The Bass Envelope Phaser has a basic layout: “SENSITIVITY” and “RESONANCE” knobs and an “UP” OR “DOWN” sweep switch. The BEP runs off an 18v power supply, which is included, so there is a bunch of headroom, but it’ll behave differently with active and passive basses, so you’ll need to take note if you’re switching instruments mid-set. The “SENSITIVITY” knob allows for quickly pin pointing the sweet spot based on your attack, however, you’ll need to dial it differently depending on “UP” or “DOWN” usage. As a dedicated envelope filter it sounds great, getting help from the “staccato” envelope circuit which auto closes the filter between notes for extra clarity. What really kicks it into gear and makes it totally unique is dialing up the “RESONANCE” knob, which introduces the almost humanizing effect of the phaser section of the pedal. It’s here that the BEP makes its mark and allows for the broadest range of sounds and sets itself apart from other envelope filters. Like all other Pigtronix pedals, the BEP has parallel processing of features, so the various effects are stacked on top of each other. Additionally, the clean signal is blended with the effected signal to maintain clarity instead of using a high pass filter, resulting in low end loss. So as soon as you kick it on, the BEP gives you the sound of your bass with the effect, without robbing the fundamental punch.
Like all other effects, there are many envelope filters on the market. Most of you probably already have one on your board. If you don’t, the Pigtronix Bass Envelope Phaser is a solid choice as a super fat envelope filter that can stand on its own.

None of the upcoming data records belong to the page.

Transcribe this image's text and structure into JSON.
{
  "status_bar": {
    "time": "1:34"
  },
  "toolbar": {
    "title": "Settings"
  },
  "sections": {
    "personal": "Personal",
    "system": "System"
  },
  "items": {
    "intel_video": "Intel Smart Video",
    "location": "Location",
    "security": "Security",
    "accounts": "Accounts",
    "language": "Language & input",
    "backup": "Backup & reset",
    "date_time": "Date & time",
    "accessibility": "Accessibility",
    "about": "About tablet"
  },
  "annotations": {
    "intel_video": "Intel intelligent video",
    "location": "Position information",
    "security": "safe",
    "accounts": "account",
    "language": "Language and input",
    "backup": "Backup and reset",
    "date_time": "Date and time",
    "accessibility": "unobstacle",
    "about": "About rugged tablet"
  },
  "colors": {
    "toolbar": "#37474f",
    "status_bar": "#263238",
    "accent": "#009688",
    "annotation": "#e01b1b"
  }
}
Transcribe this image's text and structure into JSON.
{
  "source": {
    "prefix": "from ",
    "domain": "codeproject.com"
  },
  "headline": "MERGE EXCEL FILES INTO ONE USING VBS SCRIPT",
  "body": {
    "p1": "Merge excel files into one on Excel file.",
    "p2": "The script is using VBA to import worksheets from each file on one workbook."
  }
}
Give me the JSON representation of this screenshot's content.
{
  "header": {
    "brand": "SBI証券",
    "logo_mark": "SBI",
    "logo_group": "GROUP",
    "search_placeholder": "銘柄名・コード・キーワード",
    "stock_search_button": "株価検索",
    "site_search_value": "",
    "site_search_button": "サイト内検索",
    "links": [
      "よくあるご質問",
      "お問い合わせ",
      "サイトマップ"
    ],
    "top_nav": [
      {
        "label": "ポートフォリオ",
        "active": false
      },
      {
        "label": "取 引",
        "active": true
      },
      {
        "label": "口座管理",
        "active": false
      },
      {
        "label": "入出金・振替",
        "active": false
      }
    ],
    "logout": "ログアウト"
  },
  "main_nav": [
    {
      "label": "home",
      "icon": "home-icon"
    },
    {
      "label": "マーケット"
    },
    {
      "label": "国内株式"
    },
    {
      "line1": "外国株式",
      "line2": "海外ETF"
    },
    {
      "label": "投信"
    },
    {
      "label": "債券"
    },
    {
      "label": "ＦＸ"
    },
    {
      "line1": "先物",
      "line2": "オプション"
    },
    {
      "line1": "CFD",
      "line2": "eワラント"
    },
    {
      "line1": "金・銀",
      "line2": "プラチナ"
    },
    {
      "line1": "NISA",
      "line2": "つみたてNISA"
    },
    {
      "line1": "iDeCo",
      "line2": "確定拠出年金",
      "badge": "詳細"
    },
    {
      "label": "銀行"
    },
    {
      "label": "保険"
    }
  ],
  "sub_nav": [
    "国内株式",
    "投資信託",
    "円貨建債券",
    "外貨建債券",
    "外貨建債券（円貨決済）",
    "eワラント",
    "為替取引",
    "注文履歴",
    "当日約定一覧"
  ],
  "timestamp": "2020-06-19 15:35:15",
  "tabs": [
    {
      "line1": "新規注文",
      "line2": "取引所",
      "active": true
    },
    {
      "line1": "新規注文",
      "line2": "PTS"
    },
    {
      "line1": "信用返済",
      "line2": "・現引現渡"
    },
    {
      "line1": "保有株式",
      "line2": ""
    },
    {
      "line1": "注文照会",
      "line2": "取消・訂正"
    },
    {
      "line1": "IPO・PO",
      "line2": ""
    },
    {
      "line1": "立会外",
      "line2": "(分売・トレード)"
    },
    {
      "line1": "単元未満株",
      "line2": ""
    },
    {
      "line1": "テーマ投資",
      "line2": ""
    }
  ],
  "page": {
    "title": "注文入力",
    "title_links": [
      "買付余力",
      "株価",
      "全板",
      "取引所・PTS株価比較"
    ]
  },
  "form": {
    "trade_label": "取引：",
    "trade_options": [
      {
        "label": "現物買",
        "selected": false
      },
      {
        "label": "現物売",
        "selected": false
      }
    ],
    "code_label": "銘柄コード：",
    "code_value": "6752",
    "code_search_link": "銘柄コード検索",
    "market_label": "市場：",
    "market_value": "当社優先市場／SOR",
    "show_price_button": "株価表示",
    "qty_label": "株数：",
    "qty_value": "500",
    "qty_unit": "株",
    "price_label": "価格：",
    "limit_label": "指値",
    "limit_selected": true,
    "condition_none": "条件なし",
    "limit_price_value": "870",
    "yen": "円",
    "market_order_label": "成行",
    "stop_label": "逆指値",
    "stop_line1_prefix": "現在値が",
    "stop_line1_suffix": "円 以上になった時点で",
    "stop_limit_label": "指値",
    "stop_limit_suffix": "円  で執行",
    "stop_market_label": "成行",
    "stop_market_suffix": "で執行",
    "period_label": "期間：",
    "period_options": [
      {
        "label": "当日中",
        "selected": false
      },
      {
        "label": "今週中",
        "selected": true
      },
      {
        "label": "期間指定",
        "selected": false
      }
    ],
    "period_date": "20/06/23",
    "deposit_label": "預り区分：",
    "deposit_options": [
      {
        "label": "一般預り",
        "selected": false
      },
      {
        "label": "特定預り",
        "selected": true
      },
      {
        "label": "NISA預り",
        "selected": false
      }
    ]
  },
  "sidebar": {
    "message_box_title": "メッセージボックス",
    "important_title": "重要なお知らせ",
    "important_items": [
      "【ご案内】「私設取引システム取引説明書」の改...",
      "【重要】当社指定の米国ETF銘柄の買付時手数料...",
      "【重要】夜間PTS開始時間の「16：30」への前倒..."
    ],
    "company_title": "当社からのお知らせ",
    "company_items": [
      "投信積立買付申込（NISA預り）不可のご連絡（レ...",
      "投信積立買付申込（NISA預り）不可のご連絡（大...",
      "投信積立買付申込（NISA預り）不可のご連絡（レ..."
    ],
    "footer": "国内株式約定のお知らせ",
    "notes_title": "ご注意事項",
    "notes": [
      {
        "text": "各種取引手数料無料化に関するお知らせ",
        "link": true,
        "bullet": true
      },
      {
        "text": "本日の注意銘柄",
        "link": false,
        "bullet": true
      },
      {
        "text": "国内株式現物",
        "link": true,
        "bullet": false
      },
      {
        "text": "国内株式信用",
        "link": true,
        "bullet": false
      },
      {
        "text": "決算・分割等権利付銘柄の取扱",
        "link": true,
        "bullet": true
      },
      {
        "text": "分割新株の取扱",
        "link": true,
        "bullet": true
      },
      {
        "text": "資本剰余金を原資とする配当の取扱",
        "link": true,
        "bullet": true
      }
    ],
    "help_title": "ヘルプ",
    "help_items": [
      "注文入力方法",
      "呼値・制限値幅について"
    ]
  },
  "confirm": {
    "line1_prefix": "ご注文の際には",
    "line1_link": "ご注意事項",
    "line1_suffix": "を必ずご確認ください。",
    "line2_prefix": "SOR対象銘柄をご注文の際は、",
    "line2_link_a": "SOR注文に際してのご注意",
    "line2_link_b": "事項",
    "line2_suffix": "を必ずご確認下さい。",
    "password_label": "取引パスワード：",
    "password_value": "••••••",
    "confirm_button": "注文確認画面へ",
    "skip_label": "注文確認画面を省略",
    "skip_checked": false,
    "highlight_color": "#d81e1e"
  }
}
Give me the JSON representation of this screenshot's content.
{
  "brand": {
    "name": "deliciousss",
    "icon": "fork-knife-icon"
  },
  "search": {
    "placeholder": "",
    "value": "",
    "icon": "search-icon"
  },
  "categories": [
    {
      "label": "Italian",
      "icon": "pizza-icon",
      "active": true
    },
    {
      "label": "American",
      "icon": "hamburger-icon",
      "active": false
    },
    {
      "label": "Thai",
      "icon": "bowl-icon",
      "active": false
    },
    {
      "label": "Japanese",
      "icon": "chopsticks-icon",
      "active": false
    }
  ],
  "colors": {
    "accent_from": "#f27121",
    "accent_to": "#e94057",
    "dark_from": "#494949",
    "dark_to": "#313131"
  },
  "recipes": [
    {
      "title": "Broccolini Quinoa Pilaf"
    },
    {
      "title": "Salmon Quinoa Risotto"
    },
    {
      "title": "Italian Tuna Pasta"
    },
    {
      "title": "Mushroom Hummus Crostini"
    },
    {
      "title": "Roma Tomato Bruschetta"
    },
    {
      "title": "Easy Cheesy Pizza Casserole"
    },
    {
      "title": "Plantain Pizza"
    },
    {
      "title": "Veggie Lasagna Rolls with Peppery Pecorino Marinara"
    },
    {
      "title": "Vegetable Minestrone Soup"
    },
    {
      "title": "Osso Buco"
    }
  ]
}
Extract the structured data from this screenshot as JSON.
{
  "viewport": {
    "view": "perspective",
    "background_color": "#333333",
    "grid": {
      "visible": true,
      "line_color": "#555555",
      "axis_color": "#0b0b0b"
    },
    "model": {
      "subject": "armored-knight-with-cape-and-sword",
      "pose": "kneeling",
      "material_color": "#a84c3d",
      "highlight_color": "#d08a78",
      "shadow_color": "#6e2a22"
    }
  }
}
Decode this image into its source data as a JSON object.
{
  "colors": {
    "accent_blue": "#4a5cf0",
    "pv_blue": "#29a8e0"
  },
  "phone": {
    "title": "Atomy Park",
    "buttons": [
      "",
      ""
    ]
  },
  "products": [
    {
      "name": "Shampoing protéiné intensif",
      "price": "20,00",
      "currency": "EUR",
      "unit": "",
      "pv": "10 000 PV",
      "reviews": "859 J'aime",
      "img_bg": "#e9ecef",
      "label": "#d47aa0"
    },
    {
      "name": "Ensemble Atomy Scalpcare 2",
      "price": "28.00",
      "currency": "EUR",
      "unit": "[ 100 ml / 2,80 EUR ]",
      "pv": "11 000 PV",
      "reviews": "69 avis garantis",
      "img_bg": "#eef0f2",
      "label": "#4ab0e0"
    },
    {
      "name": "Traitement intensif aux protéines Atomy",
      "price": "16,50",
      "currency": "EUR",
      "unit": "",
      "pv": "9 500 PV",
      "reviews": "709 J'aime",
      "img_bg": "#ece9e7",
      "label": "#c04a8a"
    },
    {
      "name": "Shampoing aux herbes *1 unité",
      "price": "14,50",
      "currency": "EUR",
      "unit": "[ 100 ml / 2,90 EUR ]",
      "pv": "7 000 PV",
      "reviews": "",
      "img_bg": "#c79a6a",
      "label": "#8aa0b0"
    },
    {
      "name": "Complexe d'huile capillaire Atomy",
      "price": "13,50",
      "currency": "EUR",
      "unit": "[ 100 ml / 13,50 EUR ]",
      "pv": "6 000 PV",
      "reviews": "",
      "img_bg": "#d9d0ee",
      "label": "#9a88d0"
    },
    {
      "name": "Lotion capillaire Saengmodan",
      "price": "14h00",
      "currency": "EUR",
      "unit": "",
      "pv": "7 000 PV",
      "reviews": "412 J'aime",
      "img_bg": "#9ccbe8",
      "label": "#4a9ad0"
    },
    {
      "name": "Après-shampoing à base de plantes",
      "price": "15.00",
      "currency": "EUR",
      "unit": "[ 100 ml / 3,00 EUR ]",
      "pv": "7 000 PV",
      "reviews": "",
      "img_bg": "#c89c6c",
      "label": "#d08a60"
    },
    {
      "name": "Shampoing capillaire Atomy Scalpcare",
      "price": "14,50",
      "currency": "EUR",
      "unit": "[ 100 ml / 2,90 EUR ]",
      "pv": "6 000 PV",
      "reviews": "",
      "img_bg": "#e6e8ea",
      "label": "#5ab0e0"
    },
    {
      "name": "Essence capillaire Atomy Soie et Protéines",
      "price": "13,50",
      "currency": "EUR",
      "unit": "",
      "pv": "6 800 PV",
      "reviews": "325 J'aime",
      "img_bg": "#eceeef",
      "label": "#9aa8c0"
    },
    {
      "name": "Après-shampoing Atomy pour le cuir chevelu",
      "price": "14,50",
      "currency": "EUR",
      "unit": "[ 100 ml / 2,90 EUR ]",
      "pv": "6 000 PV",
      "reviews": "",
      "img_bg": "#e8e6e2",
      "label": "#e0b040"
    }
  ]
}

But here’s the thing: the Bass Envelope Phaser is unique enough in sound and performance that if you already have an envelope filter, you may want to add the BEP to your board anyway.
In a little less than a decade, Pigtronix pedals have been found in the hands of Victor Wooten, dUg Pinnick, Doug Wimbish, Tony Levin, Bakithi Kumalo, and Juan Aldrete among others. It’s a rapid rise based on design ingenuity, unwillingness to clone other pedals, and an unflinching belief in “Futuristic Analog Technology”. Yep, at Pigtronix, pigs are not only flying, they’re going supersonic Blue Angels style.
About the author:
“I created BassEFX.com because the bass community clearly needed a place that would consolidate all the best effects pedals in one place. BassEFX.com gives bass players – and only bass players – a resource that showcases what’s available, offers the best advice and gets you the right effect. My background: I co-founded Bass Northwest, the world’s largest bass-only retail operation, and ran it for 15 years, (1994-2009.) In 30 years as a bass player, I’ve seen, heard, and played just about every amplifier, bass, cabinet and effect pedal imaginable.”